[Entries from a dataset of interfaces]
* * * * * * *
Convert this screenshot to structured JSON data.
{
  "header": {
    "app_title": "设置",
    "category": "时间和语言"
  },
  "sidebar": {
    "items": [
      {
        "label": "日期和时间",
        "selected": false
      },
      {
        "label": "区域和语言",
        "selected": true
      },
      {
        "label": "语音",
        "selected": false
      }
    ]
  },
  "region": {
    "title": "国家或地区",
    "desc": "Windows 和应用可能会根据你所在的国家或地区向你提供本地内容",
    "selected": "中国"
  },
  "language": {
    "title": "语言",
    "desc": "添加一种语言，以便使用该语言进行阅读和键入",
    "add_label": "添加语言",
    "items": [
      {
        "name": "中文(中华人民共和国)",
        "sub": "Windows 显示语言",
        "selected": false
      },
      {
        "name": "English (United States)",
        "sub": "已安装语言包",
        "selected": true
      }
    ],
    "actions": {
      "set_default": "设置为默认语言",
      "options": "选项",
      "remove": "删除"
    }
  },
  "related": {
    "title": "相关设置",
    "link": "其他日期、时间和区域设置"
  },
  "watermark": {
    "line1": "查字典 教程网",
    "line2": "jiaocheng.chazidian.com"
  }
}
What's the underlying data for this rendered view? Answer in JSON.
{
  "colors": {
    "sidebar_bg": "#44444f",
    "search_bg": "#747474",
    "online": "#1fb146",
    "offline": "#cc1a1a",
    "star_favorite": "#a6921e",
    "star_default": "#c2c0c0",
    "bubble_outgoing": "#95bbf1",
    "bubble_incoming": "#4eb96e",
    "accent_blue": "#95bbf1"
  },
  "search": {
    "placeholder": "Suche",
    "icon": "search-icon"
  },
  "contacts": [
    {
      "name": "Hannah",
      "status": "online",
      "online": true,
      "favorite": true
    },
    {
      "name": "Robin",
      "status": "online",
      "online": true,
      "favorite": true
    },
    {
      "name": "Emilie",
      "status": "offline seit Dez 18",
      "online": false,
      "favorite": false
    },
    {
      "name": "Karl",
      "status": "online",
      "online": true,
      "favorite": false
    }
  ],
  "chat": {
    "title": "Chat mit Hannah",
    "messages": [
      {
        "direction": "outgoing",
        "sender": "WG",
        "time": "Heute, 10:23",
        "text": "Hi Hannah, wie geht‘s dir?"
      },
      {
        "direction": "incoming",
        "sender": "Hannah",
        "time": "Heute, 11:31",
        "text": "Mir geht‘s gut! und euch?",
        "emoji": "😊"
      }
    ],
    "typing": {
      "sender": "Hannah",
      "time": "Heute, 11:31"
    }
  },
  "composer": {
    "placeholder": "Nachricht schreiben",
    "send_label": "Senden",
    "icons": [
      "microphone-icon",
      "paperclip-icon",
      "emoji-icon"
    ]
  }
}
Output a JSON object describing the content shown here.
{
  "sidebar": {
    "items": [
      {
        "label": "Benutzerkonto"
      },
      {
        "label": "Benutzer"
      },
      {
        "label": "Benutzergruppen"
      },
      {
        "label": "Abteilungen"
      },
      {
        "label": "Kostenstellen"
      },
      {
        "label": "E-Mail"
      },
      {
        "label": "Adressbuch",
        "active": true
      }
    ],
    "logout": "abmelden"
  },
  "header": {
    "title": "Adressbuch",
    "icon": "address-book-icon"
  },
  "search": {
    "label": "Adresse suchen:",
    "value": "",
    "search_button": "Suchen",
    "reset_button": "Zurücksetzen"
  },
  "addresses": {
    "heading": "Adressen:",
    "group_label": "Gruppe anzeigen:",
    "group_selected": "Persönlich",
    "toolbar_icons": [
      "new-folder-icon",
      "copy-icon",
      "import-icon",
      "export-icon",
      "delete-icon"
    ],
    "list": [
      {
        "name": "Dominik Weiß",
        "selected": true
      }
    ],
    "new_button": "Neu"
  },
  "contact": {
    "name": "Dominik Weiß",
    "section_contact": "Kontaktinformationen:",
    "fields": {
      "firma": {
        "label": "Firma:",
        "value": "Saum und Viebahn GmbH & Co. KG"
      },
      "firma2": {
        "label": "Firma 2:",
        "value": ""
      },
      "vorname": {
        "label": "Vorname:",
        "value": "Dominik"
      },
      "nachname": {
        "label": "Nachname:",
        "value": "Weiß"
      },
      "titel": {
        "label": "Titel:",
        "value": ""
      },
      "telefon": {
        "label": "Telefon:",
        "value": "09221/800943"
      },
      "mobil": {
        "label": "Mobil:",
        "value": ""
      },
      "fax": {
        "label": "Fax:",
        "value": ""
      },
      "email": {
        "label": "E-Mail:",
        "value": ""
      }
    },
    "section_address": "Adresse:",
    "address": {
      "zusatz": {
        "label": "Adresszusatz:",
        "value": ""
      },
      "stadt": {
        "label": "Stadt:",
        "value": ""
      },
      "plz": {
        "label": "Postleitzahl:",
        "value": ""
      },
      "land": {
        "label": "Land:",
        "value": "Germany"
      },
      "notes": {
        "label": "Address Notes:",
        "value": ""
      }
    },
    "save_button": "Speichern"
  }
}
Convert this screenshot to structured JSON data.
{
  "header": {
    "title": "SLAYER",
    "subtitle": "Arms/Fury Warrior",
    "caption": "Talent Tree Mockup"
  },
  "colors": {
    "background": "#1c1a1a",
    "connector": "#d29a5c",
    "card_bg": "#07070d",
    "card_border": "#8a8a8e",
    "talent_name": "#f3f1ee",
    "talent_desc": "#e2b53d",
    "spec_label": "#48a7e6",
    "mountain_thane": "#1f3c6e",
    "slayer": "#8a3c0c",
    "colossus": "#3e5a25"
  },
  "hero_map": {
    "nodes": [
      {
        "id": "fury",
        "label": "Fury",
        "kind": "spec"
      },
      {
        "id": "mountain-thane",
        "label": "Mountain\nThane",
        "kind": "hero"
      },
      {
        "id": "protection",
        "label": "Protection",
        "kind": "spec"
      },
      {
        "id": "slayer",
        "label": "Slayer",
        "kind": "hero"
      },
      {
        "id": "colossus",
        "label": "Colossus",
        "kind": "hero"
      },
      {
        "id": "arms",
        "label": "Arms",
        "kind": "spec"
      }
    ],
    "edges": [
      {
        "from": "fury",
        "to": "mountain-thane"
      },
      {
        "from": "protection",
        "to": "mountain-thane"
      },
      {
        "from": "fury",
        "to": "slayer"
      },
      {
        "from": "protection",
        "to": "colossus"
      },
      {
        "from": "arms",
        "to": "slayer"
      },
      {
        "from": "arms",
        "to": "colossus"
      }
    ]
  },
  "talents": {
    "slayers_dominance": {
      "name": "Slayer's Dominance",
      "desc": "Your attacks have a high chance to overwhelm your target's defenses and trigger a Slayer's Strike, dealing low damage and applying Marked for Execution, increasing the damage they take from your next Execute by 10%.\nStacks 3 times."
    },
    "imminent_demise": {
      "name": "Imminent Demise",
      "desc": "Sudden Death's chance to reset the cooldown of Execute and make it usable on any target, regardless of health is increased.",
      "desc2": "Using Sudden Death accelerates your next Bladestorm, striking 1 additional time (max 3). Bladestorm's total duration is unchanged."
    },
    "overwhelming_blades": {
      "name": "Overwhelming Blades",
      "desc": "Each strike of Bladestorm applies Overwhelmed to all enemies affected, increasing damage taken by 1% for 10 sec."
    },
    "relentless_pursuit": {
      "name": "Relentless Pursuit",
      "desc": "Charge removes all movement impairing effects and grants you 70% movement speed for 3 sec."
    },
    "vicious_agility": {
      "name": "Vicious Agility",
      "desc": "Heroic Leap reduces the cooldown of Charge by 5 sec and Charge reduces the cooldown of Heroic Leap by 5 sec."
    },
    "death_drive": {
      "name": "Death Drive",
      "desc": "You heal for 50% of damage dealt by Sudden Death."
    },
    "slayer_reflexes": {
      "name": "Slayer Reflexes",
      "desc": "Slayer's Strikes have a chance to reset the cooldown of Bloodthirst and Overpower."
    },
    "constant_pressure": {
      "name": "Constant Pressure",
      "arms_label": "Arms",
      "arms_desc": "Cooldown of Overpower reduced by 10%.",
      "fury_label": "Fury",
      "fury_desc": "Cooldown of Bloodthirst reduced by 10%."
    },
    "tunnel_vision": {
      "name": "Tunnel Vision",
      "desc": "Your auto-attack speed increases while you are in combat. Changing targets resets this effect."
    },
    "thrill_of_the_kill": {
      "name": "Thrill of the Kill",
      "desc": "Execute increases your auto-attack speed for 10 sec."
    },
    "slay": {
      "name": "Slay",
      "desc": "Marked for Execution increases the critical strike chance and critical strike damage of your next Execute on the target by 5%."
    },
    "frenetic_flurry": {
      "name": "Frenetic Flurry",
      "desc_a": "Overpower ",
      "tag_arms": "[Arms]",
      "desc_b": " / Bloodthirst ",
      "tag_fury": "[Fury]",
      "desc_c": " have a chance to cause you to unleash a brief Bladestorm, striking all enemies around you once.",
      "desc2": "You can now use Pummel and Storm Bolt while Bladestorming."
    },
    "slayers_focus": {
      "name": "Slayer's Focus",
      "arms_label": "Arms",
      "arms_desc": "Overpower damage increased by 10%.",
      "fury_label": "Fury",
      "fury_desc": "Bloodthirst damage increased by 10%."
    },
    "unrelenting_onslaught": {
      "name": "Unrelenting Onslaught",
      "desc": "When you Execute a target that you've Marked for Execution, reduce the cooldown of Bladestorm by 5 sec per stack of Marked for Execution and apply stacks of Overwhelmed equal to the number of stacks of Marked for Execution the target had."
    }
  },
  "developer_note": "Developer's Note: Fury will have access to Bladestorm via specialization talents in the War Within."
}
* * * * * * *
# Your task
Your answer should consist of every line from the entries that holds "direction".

# Task output
        "direction": "outgoing",
        "direction": "incoming",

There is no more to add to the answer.